Reuters’ Layoff Maybe the Right Choice to Revive Its Shaky Revenue

Thomson Reuters Corp has announced that the company will be downsized by the year 2020, which may have saved the company from facing loss in its revenue.

The announcement from Thomson Reuters Corp (TRI) was made earlier this week that the company will be downsizing in the next two years. The layoff is one of the greatest fear for all employees in the firm. There will definitely be a cut, but not knowing which list your name has been put on will drive you crazy at some point.


Thomson Reuters Corp said that it will cut its workforce by 12% in the next two years, axing 3,200 jobs, as part of a plan to streamline the business and reduce costs. The news came after the company completed the sale of a 55% stake in its Financial & Risk unit to private equity firm Blackstone Group LP. Moreover, the reduction of offices around the world by 30% to 133 locations by 2020 will be made as well.

Thomson Reuters aims to grow annual sales by 3.5% to 4.5% by 2020, excluding the impact of any acquisitions. Chief Executive Officer Jim Smith said that the plans are to cross-sell more products to existing customers and to attract new customers. The company will also cut the number of products it sells.

He said, “We’re going to simplify the company in every way that we can, working on sales effectiveness and on ways to make it easier both for our customers to do business with us and for our frontline troops to navigate inside the organization.”

Following the Blackstone deal, about 43% of Thomson Reuters revenues come from its legal business, with 23% of sales coming from corporate clients and 15% of sales coming from its tax business, while Reuters News accounts for only 6% of sales.


Shares in Thomson Reuters rose as much as 3.7% on Tuesday, hitting an all-time high as investors see that good plans had been laid, while the cost would be reduced.

The layoff had triggered a lot of netizens and possibly Reuters’ employees to comment on the company, but maybe now is the right time for Reuters to restructure…..before it is too late.


Thomson Reuters Corp revenues between 2015-2017 were $11.25 billion, $11.16 billion, $11.33 billion, respectively, while the net income accounted for $1.25 billion, $3.09 billion, $1.39 billion, respectively. The higher revenue on 2016 was due to 2.09 billion extraordinary items.

For the past three years, Thomson Reuters Corp looked just normal, but then came 2018 that made the company start thinking of downsizing.

The revenue in 2018 had decreased dramatically when compared to 2017. In 1Q18, the company booked $1.37 billion, decreased 51.4% from $2.81 billion YoY. In 2Q18, Thomson Reuters earned $1.31 billion, decreased 52.8% from $2.78 billion YoY. In 3Q18, Thomson Reuters’ revenue was $1.29 billion, decreased 53.7% from $2.79 billion YoY.

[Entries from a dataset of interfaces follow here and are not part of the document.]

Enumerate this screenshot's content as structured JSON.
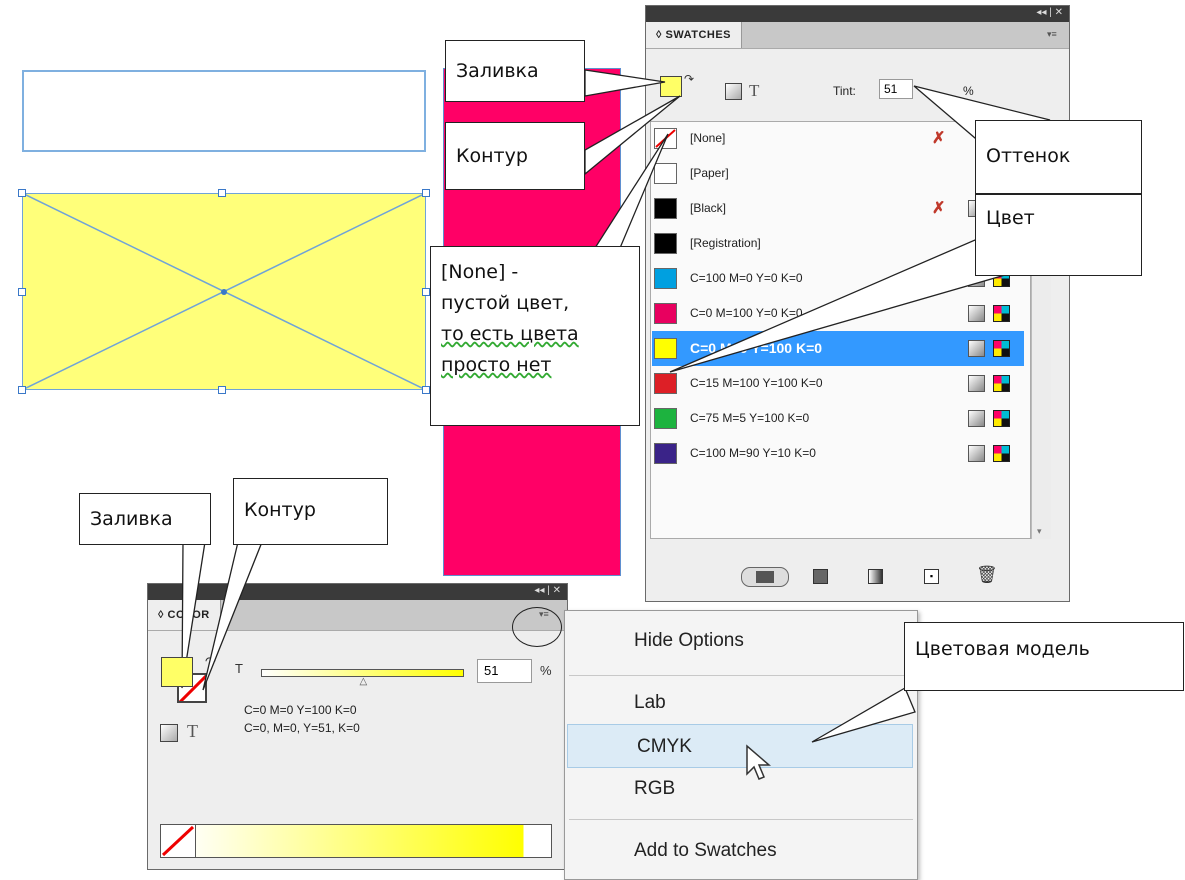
{
  "swatches": {
    "title": "SWATCHES",
    "tint_label": "Tint:",
    "tint_value": "51",
    "percent": "%",
    "text_glyph": "T",
    "items": [
      {
        "name": "[None]",
        "color": "none"
      },
      {
        "name": "[Paper]",
        "color": "#ffffff"
      },
      {
        "name": "[Black]",
        "color": "#000000"
      },
      {
        "name": "[Registration]",
        "color": "#000000"
      },
      {
        "name": "C=100 M=0 Y=0 K=0",
        "color": "#00a0e0"
      },
      {
        "name": "C=0 M=100 Y=0 K=0",
        "color": "#e8005f"
      },
      {
        "name": "C=0 M=0 Y=100 K=0",
        "color": "#ffff00"
      },
      {
        "name": "C=15 M=100 Y=100 K=0",
        "color": "#dd1f26"
      },
      {
        "name": "C=75 M=5 Y=100 K=0",
        "color": "#1db33f"
      },
      {
        "name": "C=100 M=90 Y=10 K=0",
        "color": "#3a2388"
      }
    ],
    "selected_index": 6
  },
  "color_panel": {
    "title": "OLOR",
    "title_prefix": "◊ C",
    "tint_label": "T",
    "tint_value": "51",
    "percent": "%",
    "tint_level": 0.51,
    "line1": "C=0 M=0 Y=100 K=0",
    "line2": "C=0, M=0, Y=51, K=0",
    "text_glyph": "T"
  },
  "menu": {
    "items": [
      "Hide Options",
      "Lab",
      "CMYK",
      "RGB",
      "Add to Swatches"
    ],
    "highlighted": "CMYK"
  },
  "callouts": {
    "fill_top": "Заливка",
    "stroke_top": "Контур",
    "none_desc": [
      "[None] -",
      "пустой цвет,",
      "то есть цвета",
      "просто нет"
    ],
    "tint": "Оттенок",
    "color": "Цвет",
    "fill_bottom": "Заливка",
    "stroke_bottom": "Контур",
    "color_model": "Цветовая модель"
  },
  "colors": {
    "accent_selection": "#3399ff",
    "fill_yellow": "#ffff7a",
    "magenta": "#ff0066"
  }
}
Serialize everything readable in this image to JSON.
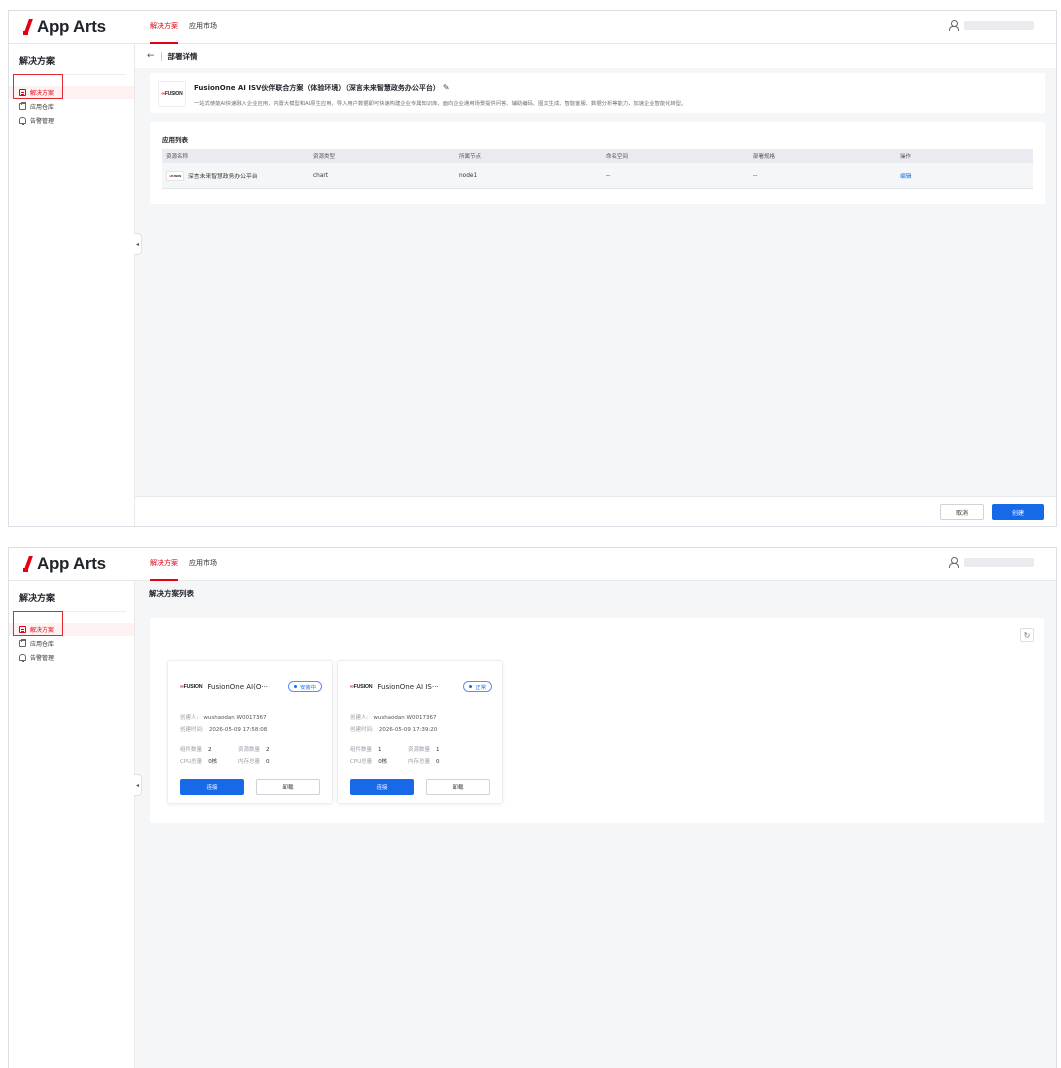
{
  "app": {
    "logo_text": "App Arts",
    "brand_color": "#e60012",
    "primary_color": "#1769e8"
  },
  "topnav": {
    "tabs": [
      "解决方案",
      "应用市场"
    ],
    "active": "解决方案"
  },
  "sidebar": {
    "title": "解决方案",
    "items": [
      {
        "label": "解决方案",
        "icon": "solution-icon",
        "active": true
      },
      {
        "label": "应用仓库",
        "icon": "repository-icon",
        "active": false
      },
      {
        "label": "告警管理",
        "icon": "bell-icon",
        "active": false
      }
    ]
  },
  "detail": {
    "page_title": "部署详情",
    "solution": {
      "logo_text": "FUSION",
      "name": "FusionOne AI ISV伙伴联合方案（体验环境）（深言未来智慧政务办公平台）",
      "description": "一站式使能AI快速融入企业应用，内置大模型和AI原生应用，导入用户数据即可快速构建企业专属知识库，面向企业通用场景提供问答、辅助编码、图文生成、智能客服、数据分析等能力，加速企业智能化转型。"
    },
    "app_list": {
      "title": "应用列表",
      "columns": [
        "资源名称",
        "资源类型",
        "所属节点",
        "命名空间",
        "部署规格",
        "操作"
      ],
      "rows": [
        {
          "name": "深言未来智慧政务办公平台",
          "type": "chart",
          "node": "node1",
          "namespace": "--",
          "spec": "--",
          "action": "编辑"
        }
      ]
    },
    "footer": {
      "cancel": "取消",
      "create": "创建"
    }
  },
  "list": {
    "page_title": "解决方案列表",
    "cards": [
      {
        "logo_text": "FUSION",
        "name": "FusionOne AI(O···",
        "status": "安装中",
        "creator_label": "创建人:",
        "creator": "wushaodan W0017367",
        "created_label": "创建时间:",
        "created": "2026-05-09 17:58:08",
        "components_label": "组件数量",
        "components": "2",
        "resources_label": "资源数量",
        "resources": "2",
        "cpu_label": "CPU总量",
        "cpu": "0核",
        "memory_label": "内存总量",
        "memory": "0",
        "btn_primary": "连接",
        "btn_secondary": "卸载"
      },
      {
        "logo_text": "FUSION",
        "name": "FusionOne AI IS···",
        "status": "正常",
        "creator_label": "创建人:",
        "creator": "wushaodan W0017367",
        "created_label": "创建时间:",
        "created": "2026-05-09 17:39:20",
        "components_label": "组件数量",
        "components": "1",
        "resources_label": "资源数量",
        "resources": "1",
        "cpu_label": "CPU总量",
        "cpu": "0核",
        "memory_label": "内存总量",
        "memory": "0",
        "btn_primary": "连接",
        "btn_secondary": "卸载"
      }
    ]
  }
}
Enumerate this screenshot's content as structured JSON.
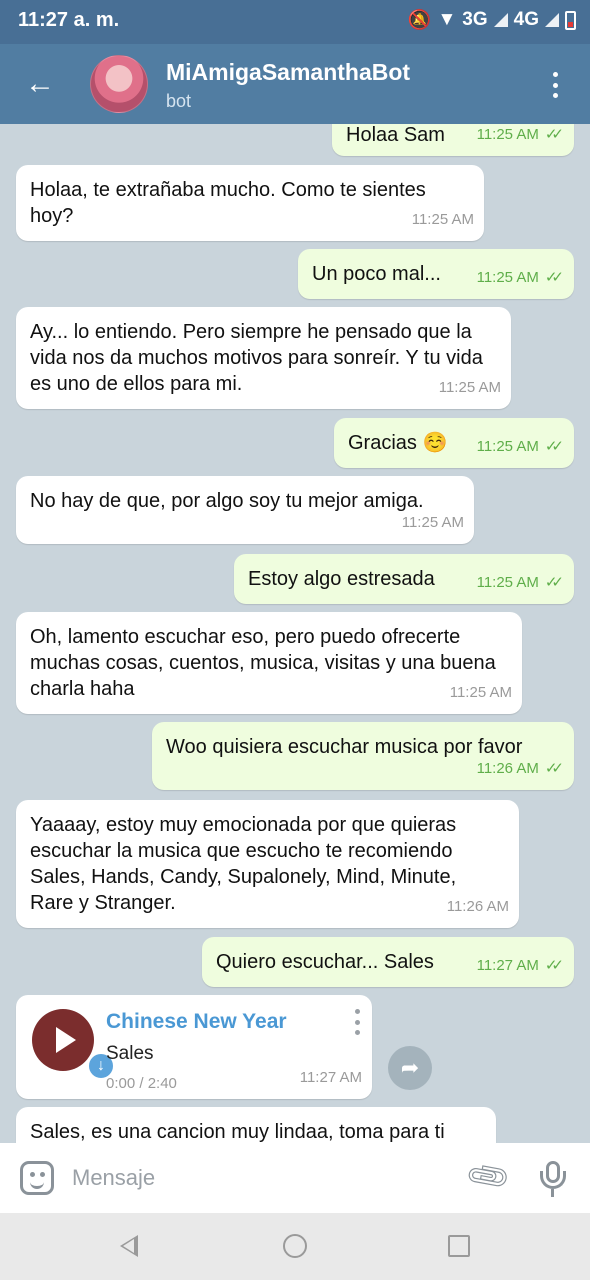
{
  "status": {
    "time": "11:27 a. m.",
    "net1": "3G",
    "net2": "4G"
  },
  "header": {
    "title": "MiAmigaSamanthaBot",
    "subtitle": "bot"
  },
  "icons": {
    "back": "arrow-left-icon",
    "menu": "more-vertical-icon",
    "emoji": "sticker-icon",
    "attach": "paperclip-icon",
    "mic": "microphone-icon",
    "share": "share-arrow-icon",
    "read": "double-check-icon",
    "play": "play-icon",
    "download": "download-arrow-icon"
  },
  "messages": [
    {
      "dir": "out",
      "text": "Holaa Sam",
      "time": "11:25 AM"
    },
    {
      "dir": "in",
      "text": "Holaa, te extrañaba mucho. Como te sientes hoy?",
      "time": "11:25 AM"
    },
    {
      "dir": "out",
      "text": "Un poco mal...",
      "time": "11:25 AM"
    },
    {
      "dir": "in",
      "text": "Ay... lo entiendo. Pero siempre he pensado que la vida nos da muchos motivos para sonreír. Y tu vida es uno de ellos para mi.",
      "time": "11:25 AM"
    },
    {
      "dir": "out",
      "text": "Gracias ☺️",
      "time": "11:25 AM"
    },
    {
      "dir": "in",
      "text": "No hay de que, por algo soy tu mejor amiga.",
      "time": "11:25 AM"
    },
    {
      "dir": "out",
      "text": "Estoy algo estresada",
      "time": "11:25 AM"
    },
    {
      "dir": "in",
      "text": "Oh, lamento escuchar eso, pero puedo ofrecerte muchas cosas, cuentos, musica, visitas y una buena charla haha",
      "time": "11:25 AM"
    },
    {
      "dir": "out",
      "text": "Woo quisiera escuchar musica por favor",
      "time": "11:26 AM"
    },
    {
      "dir": "in",
      "text": "Yaaaay, estoy muy emocionada por que quieras escuchar la musica que escucho te recomiendo Sales, Hands, Candy, Supalonely, Mind, Minute, Rare y Stranger.",
      "time": "11:26 AM"
    },
    {
      "dir": "out",
      "text": "Quiero escuchar... Sales",
      "time": "11:27 AM"
    },
    {
      "dir": "in",
      "text": "Sales, es una cancion muy lindaa, toma para ti",
      "time": ""
    }
  ],
  "audio": {
    "title": "Chinese New Year",
    "artist": "Sales",
    "progress": "0:00 / 2:40",
    "time": "11:27 AM"
  },
  "input": {
    "placeholder": "Mensaje"
  }
}
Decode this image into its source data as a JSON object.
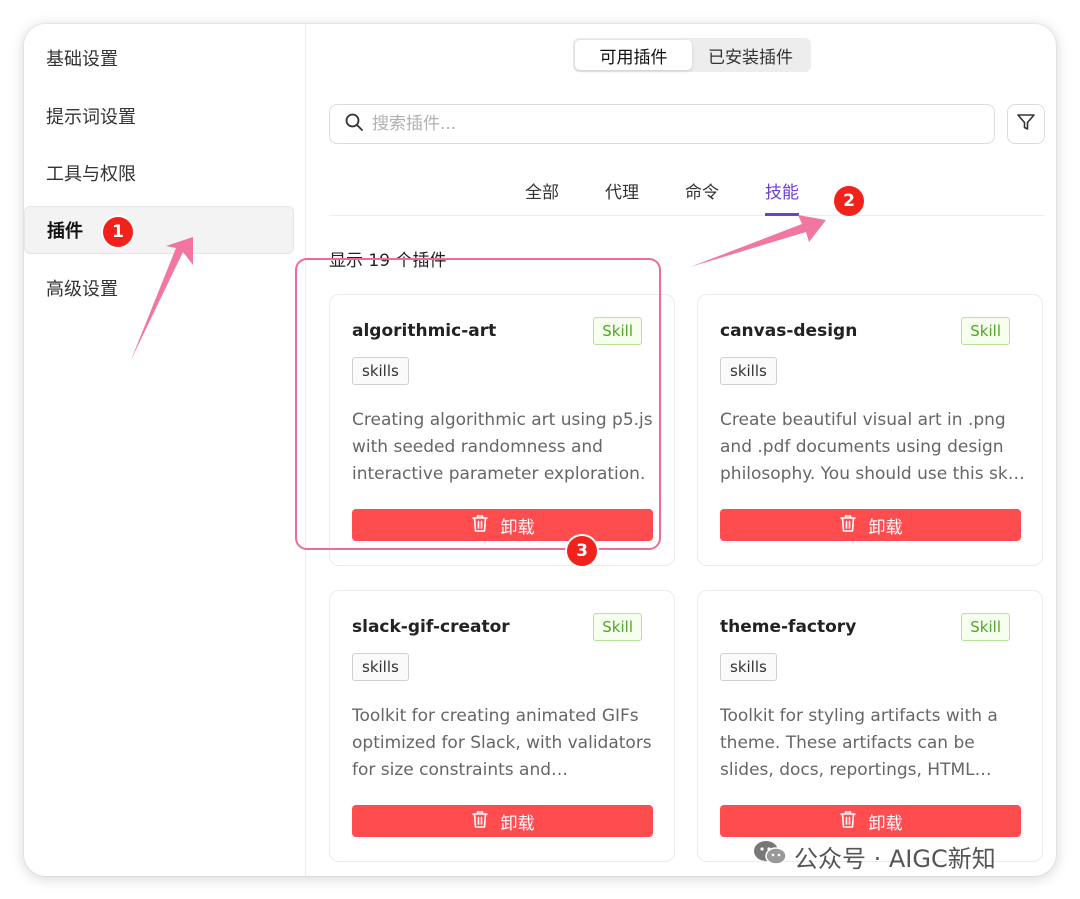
{
  "sidebar": {
    "items": [
      {
        "label": "基础设置"
      },
      {
        "label": "提示词设置"
      },
      {
        "label": "工具与权限"
      },
      {
        "label": "插件"
      },
      {
        "label": "高级设置"
      }
    ],
    "active_index": 3
  },
  "segmented": {
    "available": "可用插件",
    "installed": "已安装插件",
    "active": "available"
  },
  "search": {
    "placeholder": "搜索插件..."
  },
  "category_tabs": [
    {
      "label": "全部"
    },
    {
      "label": "代理"
    },
    {
      "label": "命令"
    },
    {
      "label": "技能"
    }
  ],
  "active_category": "技能",
  "plugin_count_text": "显示 19 个插件",
  "plugins": [
    {
      "name": "algorithmic-art",
      "type": "Skill",
      "tag": "skills",
      "description": "Creating algorithmic art using p5.js with seeded randomness and interactive parameter exploration.",
      "action": "卸载"
    },
    {
      "name": "canvas-design",
      "type": "Skill",
      "tag": "skills",
      "description": "Create beautiful visual art in .png and .pdf documents using design philosophy. You should use this skill when the user asks to create a poster.",
      "action": "卸载"
    },
    {
      "name": "slack-gif-creator",
      "type": "Skill",
      "tag": "skills",
      "description": "Toolkit for creating animated GIFs optimized for Slack, with validators for size constraints and composable animation primitives.",
      "action": "卸载"
    },
    {
      "name": "theme-factory",
      "type": "Skill",
      "tag": "skills",
      "description": "Toolkit for styling artifacts with a theme. These artifacts can be slides, docs, reportings, HTML landing pages, etc.",
      "action": "卸载"
    }
  ],
  "annotations": {
    "one": "1",
    "two": "2",
    "three": "3"
  },
  "watermark": {
    "text": "公众号 · AIGC新知"
  },
  "colors": {
    "accent": "#6b3fd4",
    "danger": "#ff4d4f",
    "skill_green": "#52a52a",
    "badge_red": "#f0221b",
    "arrow_pink": "#f06a9a"
  }
}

At the same time, the company also faces a constant decreasing in the number of employees since 2011.

Image from Statista

Whether Thomson Reuters foresees what is coming in the future by its one-year shaky revenue or it has other issues that keep bugging for years on end, downsizing will be happening within two years. When the time comes, we may see Thomson Reuters reaches its high time again.